| What is expected |
Please output all the entries word for word, without the pictures.

| Study material |
>>>

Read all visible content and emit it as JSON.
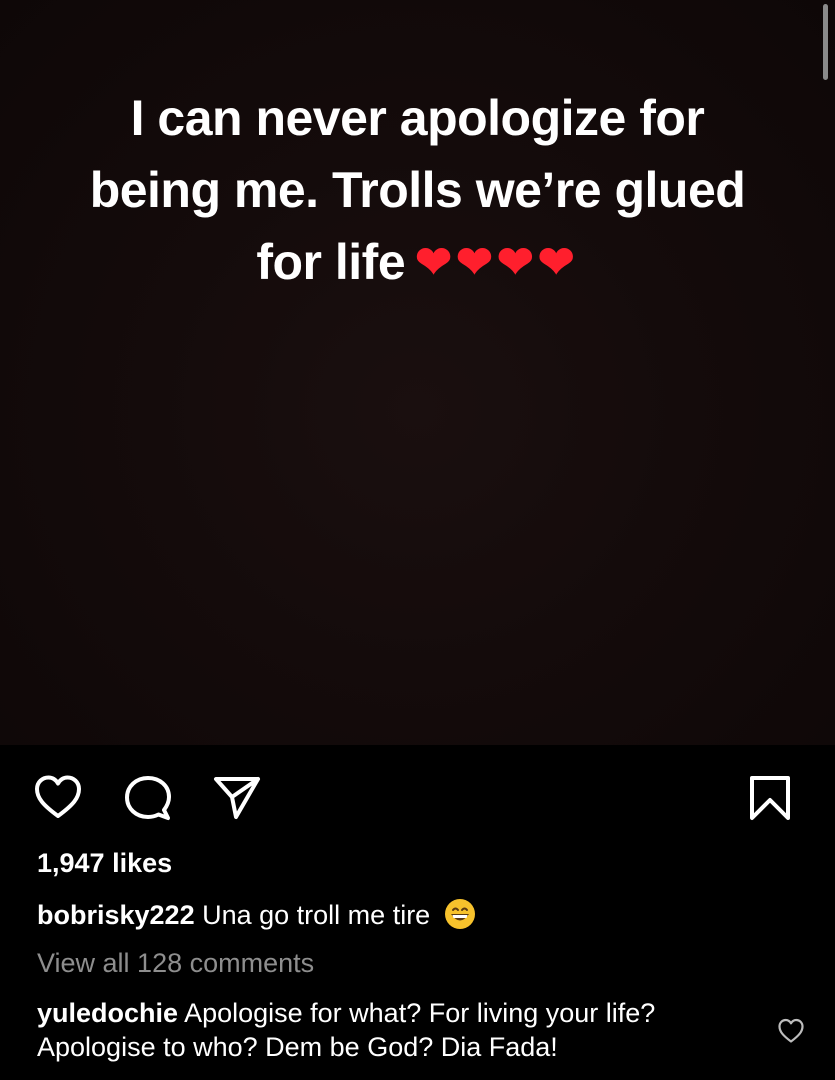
{
  "post": {
    "caption_overlay": "I can never apologize for being me. Trolls we’re glued for life",
    "hearts": "❤❤❤❤"
  },
  "actions": {
    "like_icon": "heart-outline-icon",
    "comment_icon": "comment-bubble-icon",
    "share_icon": "paper-plane-icon",
    "save_icon": "bookmark-icon"
  },
  "likes": "1,947 likes",
  "caption": {
    "username": "bobrisky222",
    "text": "Una go troll me tire",
    "emoji": "grinning-face-emoji"
  },
  "view_comments": "View all 128 comments",
  "top_comment": {
    "username": "yuledochie",
    "text": "Apologise for what? For living your life? Apologise to who? Dem be God? Dia Fada!"
  },
  "colors": {
    "background": "#000000",
    "heart_red": "#ff1f2d",
    "muted_text": "#8e8e8e"
  }
}
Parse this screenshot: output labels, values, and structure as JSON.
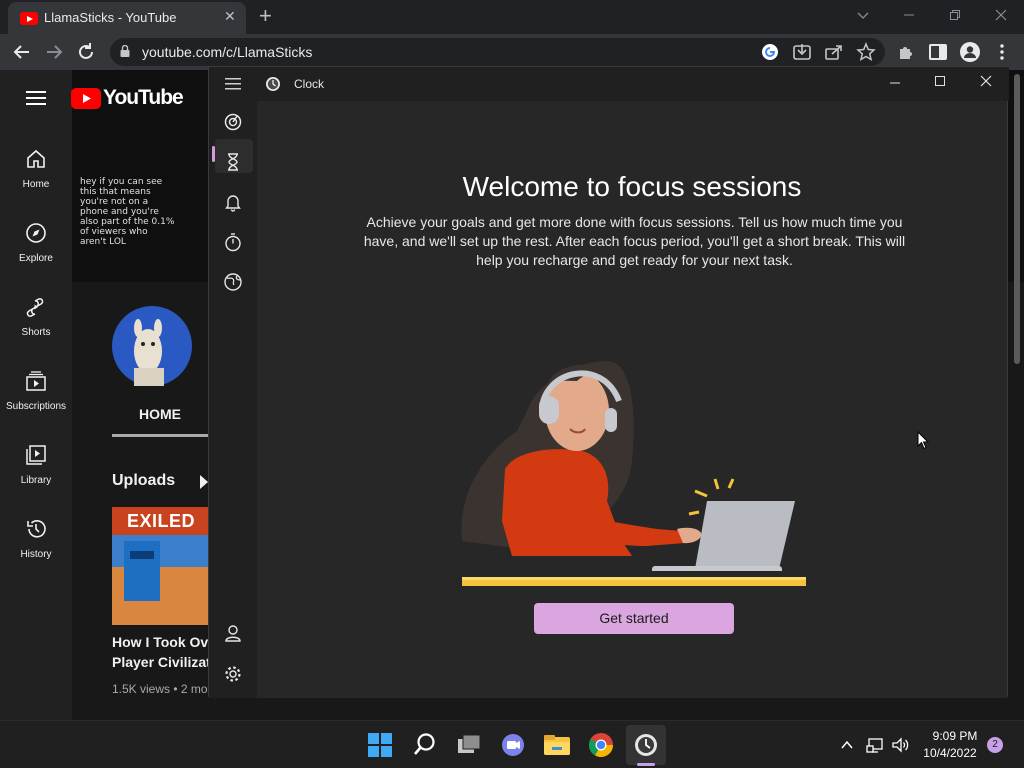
{
  "browser": {
    "tab_title": "LlamaSticks - YouTube",
    "tab_close": "✕",
    "new_tab": "+",
    "url": "youtube.com/c/LlamaSticks"
  },
  "youtube": {
    "logo_text": "YouTube",
    "nav": [
      {
        "label": "Home",
        "icon": "home-icon"
      },
      {
        "label": "Explore",
        "icon": "explore-icon"
      },
      {
        "label": "Shorts",
        "icon": "shorts-icon"
      },
      {
        "label": "Subscriptions",
        "icon": "subscriptions-icon"
      },
      {
        "label": "Library",
        "icon": "library-icon"
      },
      {
        "label": "History",
        "icon": "history-icon"
      }
    ],
    "banner_text": "hey if you can see this that means you're not on a phone and you're also part of the 0.1% of viewers who aren't LOL",
    "home_tab": "HOME",
    "uploads_heading": "Uploads",
    "video": {
      "thumb_text": "EXILED",
      "title_line1": "How I Took Ove",
      "title_line2": "Player Civilizati",
      "meta": "1.5K views • 2 mo"
    }
  },
  "clock": {
    "app_title": "Clock",
    "focus_title": "Welcome to focus sessions",
    "focus_description": "Achieve your goals and get more done with focus sessions. Tell us how much time you have, and we'll set up the rest. After each focus period, you'll get a short break. This will help you recharge and get ready for your next task.",
    "get_started_label": "Get started",
    "accent_color": "#dba5e0"
  },
  "taskbar": {
    "time": "9:09 PM",
    "date": "10/4/2022",
    "notification_count": "2"
  }
}
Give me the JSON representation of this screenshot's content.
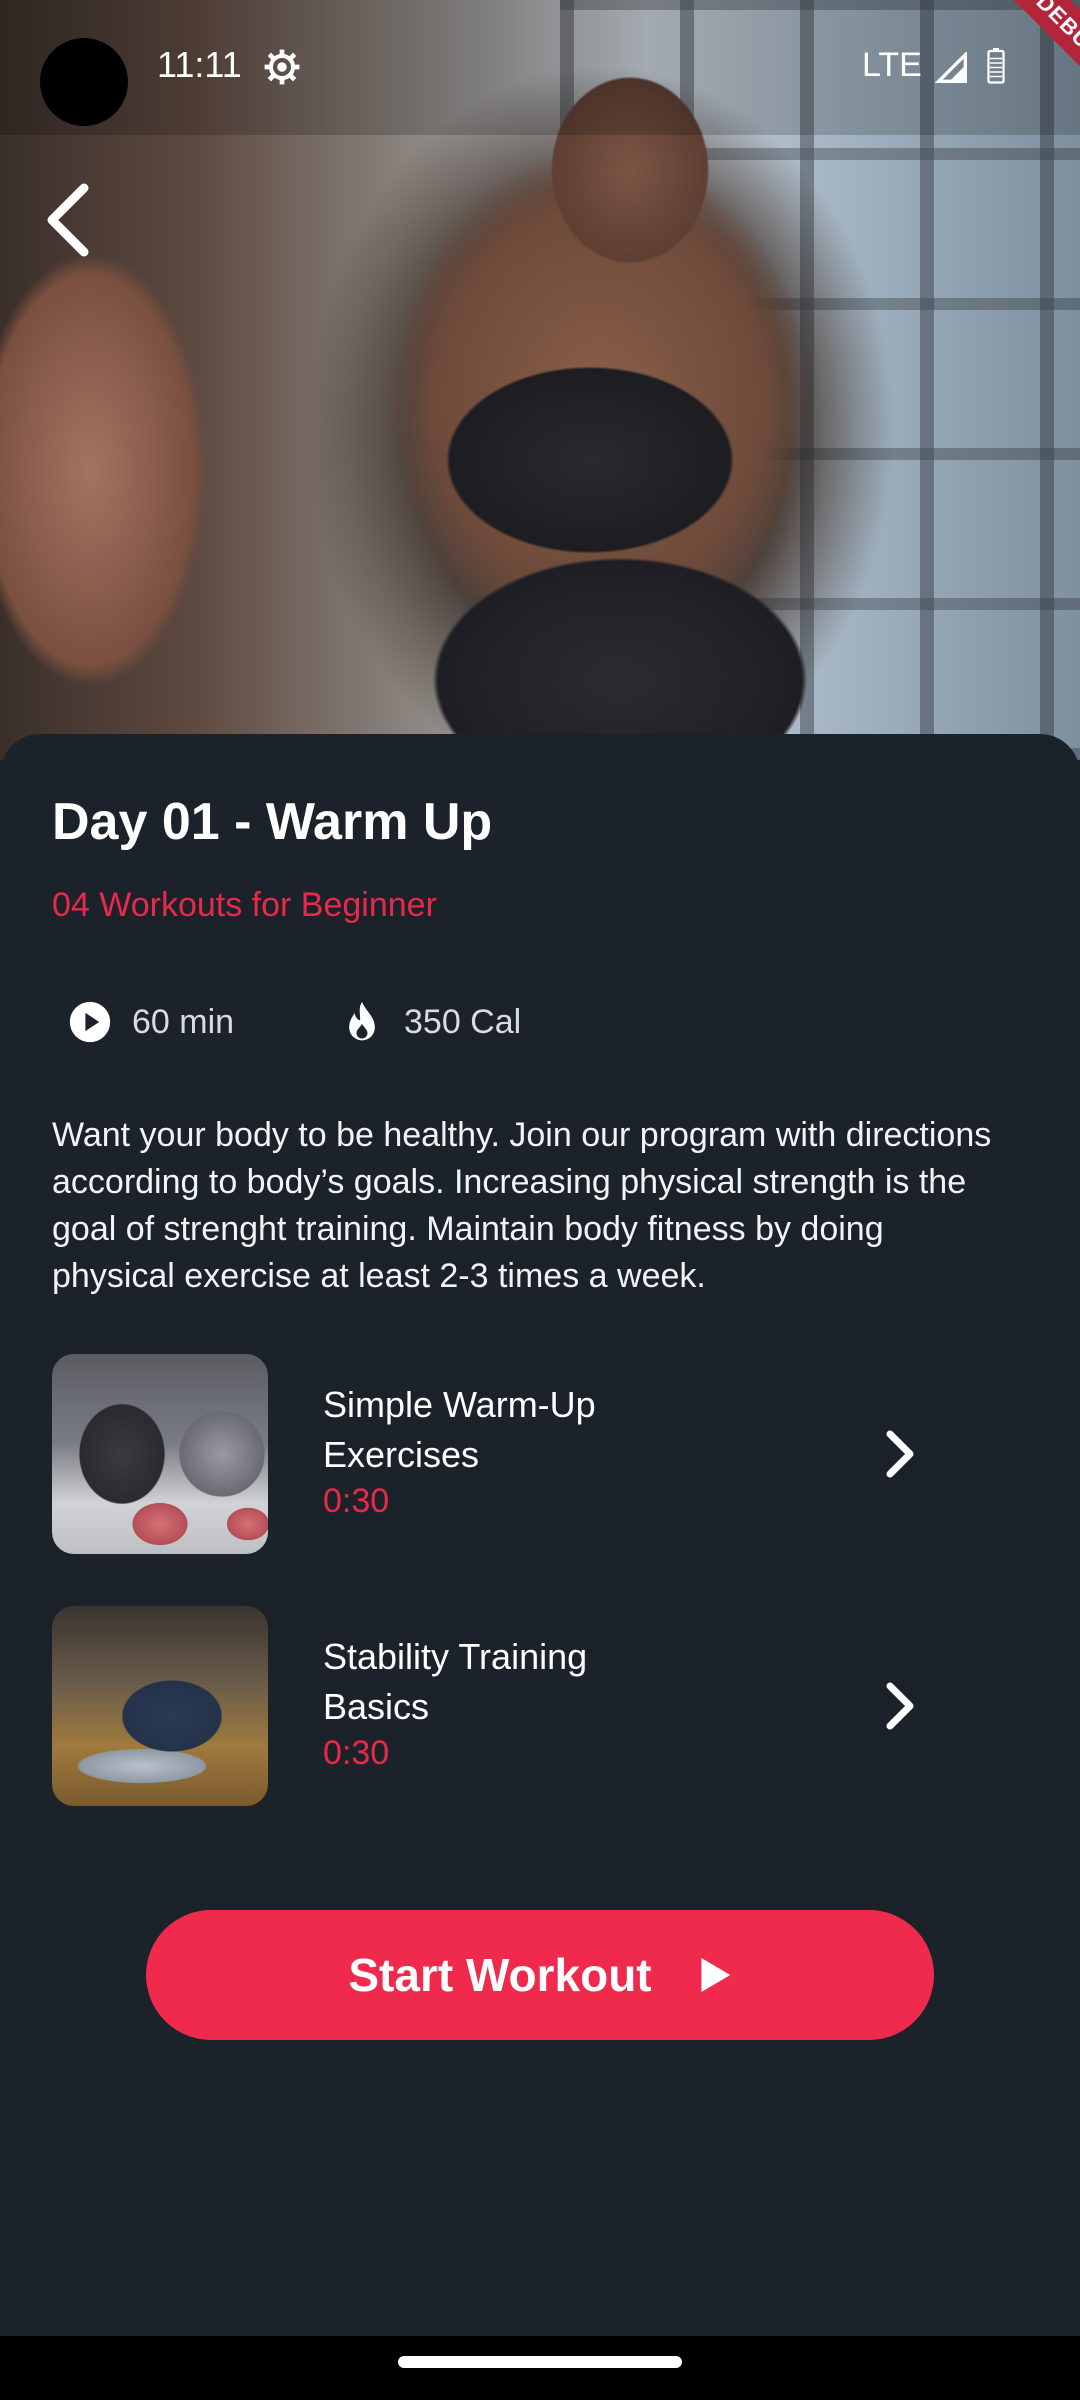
{
  "status_bar": {
    "time": "11:11",
    "network": "LTE",
    "debug_label": "DEBUG",
    "icons": [
      "camera-cutout",
      "gear-icon",
      "signal-icon",
      "battery-icon"
    ]
  },
  "hero": {
    "image": "woman-workout-photo",
    "back_icon": "chevron-left-icon"
  },
  "workout": {
    "title": "Day 01 - Warm Up",
    "subtitle": "04 Workouts for Beginner",
    "stats": {
      "duration": "60 min",
      "calories": "350 Cal"
    },
    "description": "Want your body to be healthy. Join our program with directions according to body’s goals. Increasing physical strength is the goal of strenght training. Maintain body fitness by doing physical exercise at least 2-3 times a week."
  },
  "exercises": [
    {
      "name": "Simple Warm-Up Exercises",
      "duration": "0:30",
      "thumbnail": "medicine-ball-pushup-photo"
    },
    {
      "name": "Stability Training Basics",
      "duration": "0:30",
      "thumbnail": "man-stretching-photo"
    }
  ],
  "actions": {
    "start_label": "Start Workout"
  },
  "colors": {
    "accent": "#ef2a4c",
    "background": "#1c222a",
    "text": "#ffffff",
    "debug_ribbon": "#b3263a"
  }
}
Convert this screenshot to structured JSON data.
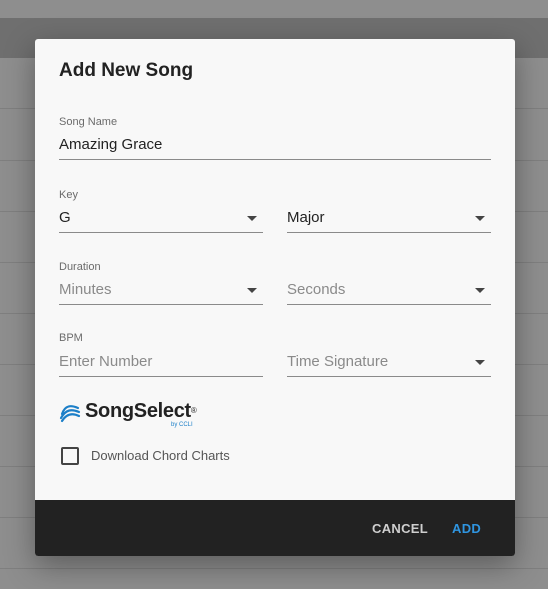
{
  "dialog": {
    "title": "Add New Song",
    "song_name": {
      "label": "Song Name",
      "value": "Amazing Grace"
    },
    "key": {
      "label": "Key",
      "key_value": "G",
      "mode_value": "Major"
    },
    "duration": {
      "label": "Duration",
      "minutes_placeholder": "Minutes",
      "seconds_placeholder": "Seconds"
    },
    "bpm": {
      "label": "BPM",
      "placeholder": "Enter Number",
      "time_signature_placeholder": "Time Signature"
    },
    "songselect": {
      "brand": "SongSelect",
      "trademark": "®",
      "byline": "by CCLI",
      "brand_color": "#1c7fc8"
    },
    "download_chord_charts": {
      "label": "Download Chord Charts",
      "checked": false
    },
    "footer": {
      "cancel_label": "CANCEL",
      "add_label": "ADD",
      "add_color": "#2f95e0"
    },
    "icons": [
      "chevron-down-icon",
      "songselect-logo-icon",
      "checkbox-icon"
    ]
  }
}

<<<

| Output for this exercise |
Read all visible content and emit it as JSON.
{
  "post": {
    "caption_overlay": "I can never apologize for being me. Trolls we’re glued for life",
    "hearts": "❤❤❤❤"
  },
  "actions": {
    "like_icon": "heart-outline-icon",
    "comment_icon": "comment-bubble-icon",
    "share_icon": "paper-plane-icon",
    "save_icon": "bookmark-icon"
  },
  "likes": "1,947 likes",
  "caption": {
    "username": "bobrisky222",
    "text": "Una go troll me tire",
    "emoji": "grinning-face-emoji"
  },
  "view_comments": "View all 128 comments",
  "top_comment": {
    "username": "yuledochie",
    "text": "Apologise for what? For living your life? Apologise to who? Dem be God? Dia Fada!"
  },
  "colors": {
    "background": "#000000",
    "heart_red": "#ff1f2d",
    "muted_text": "#8e8e8e"
  }
}
Parse this screenshot: output labels, values, and structure as JSON.
{
  "browser": {
    "tab_title": "LlamaSticks - YouTube",
    "tab_close": "✕",
    "new_tab": "+",
    "url": "youtube.com/c/LlamaSticks"
  },
  "youtube": {
    "logo_text": "YouTube",
    "nav": [
      {
        "label": "Home",
        "icon": "home-icon"
      },
      {
        "label": "Explore",
        "icon": "explore-icon"
      },
      {
        "label": "Shorts",
        "icon": "shorts-icon"
      },
      {
        "label": "Subscriptions",
        "icon": "subscriptions-icon"
      },
      {
        "label": "Library",
        "icon": "library-icon"
      },
      {
        "label": "History",
        "icon": "history-icon"
      }
    ],
    "banner_text": "hey if you can see this that means you're not on a phone and you're also part of the 0.1% of viewers who aren't LOL",
    "home_tab": "HOME",
    "uploads_heading": "Uploads",
    "video": {
      "thumb_text": "EXILED",
      "title_line1": "How I Took Ove",
      "title_line2": "Player Civilizati",
      "meta": "1.5K views • 2 mo"
    }
  },
  "clock": {
    "app_title": "Clock",
    "focus_title": "Welcome to focus sessions",
    "focus_description": "Achieve your goals and get more done with focus sessions. Tell us how much time you have, and we'll set up the rest. After each focus period, you'll get a short break. This will help you recharge and get ready for your next task.",
    "get_started_label": "Get started",
    "accent_color": "#dba5e0"
  },
  "taskbar": {
    "time": "9:09 PM",
    "date": "10/4/2022",
    "notification_count": "2"
  }
}
Give me the JSON representation of this screenshot's content.
{
  "status_bar": {
    "time": "11:11",
    "network": "LTE",
    "debug_label": "DEBUG",
    "icons": [
      "camera-cutout",
      "gear-icon",
      "signal-icon",
      "battery-icon"
    ]
  },
  "hero": {
    "image": "woman-workout-photo",
    "back_icon": "chevron-left-icon"
  },
  "workout": {
    "title": "Day 01 - Warm Up",
    "subtitle": "04 Workouts for Beginner",
    "stats": {
      "duration": "60 min",
      "calories": "350 Cal"
    },
    "description": "Want your body to be healthy. Join our program with directions according to body’s goals. Increasing physical strength is the goal of strenght training. Maintain body fitness by doing physical exercise at least 2-3 times a week."
  },
  "exercises": [
    {
      "name": "Simple Warm-Up Exercises",
      "duration": "0:30",
      "thumbnail": "medicine-ball-pushup-photo"
    },
    {
      "name": "Stability Training Basics",
      "duration": "0:30",
      "thumbnail": "man-stretching-photo"
    }
  ],
  "actions": {
    "start_label": "Start Workout"
  },
  "colors": {
    "accent": "#ef2a4c",
    "background": "#1c222a",
    "text": "#ffffff",
    "debug_ribbon": "#b3263a"
  }
}
Convert this screenshot to structured JSON data.
{
  "dialog": {
    "title": "Add New Song",
    "song_name": {
      "label": "Song Name",
      "value": "Amazing Grace"
    },
    "key": {
      "label": "Key",
      "key_value": "G",
      "mode_value": "Major"
    },
    "duration": {
      "label": "Duration",
      "minutes_placeholder": "Minutes",
      "seconds_placeholder": "Seconds"
    },
    "bpm": {
      "label": "BPM",
      "placeholder": "Enter Number",
      "time_signature_placeholder": "Time Signature"
    },
    "songselect": {
      "brand": "SongSelect",
      "trademark": "®",
      "byline": "by CCLI",
      "brand_color": "#1c7fc8"
    },
    "download_chord_charts": {
      "label": "Download Chord Charts",
      "checked": false
    },
    "footer": {
      "cancel_label": "CANCEL",
      "add_label": "ADD",
      "add_color": "#2f95e0"
    },
    "icons": [
      "chevron-down-icon",
      "songselect-logo-icon",
      "checkbox-icon"
    ]
  }
}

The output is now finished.